- _THE DATA_
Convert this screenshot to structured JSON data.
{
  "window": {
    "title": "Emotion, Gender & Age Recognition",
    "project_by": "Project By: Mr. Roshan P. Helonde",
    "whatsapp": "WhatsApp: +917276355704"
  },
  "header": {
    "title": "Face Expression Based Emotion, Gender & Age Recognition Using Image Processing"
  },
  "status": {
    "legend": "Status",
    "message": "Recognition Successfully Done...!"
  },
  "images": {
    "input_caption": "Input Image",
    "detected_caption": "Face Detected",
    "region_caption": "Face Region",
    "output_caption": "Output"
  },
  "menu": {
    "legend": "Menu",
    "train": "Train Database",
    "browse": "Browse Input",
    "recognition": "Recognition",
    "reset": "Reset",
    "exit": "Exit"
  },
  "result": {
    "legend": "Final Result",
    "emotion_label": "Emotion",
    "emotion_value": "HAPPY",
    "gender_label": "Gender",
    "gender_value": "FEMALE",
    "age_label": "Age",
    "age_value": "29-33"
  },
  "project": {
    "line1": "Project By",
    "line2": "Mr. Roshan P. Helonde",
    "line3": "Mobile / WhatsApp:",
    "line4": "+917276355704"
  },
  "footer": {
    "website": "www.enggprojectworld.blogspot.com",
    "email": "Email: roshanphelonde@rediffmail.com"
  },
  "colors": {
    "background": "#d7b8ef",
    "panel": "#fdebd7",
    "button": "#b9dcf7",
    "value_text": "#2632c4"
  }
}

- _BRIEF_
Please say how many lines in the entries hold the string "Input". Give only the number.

- _TASK RESPONSE_
2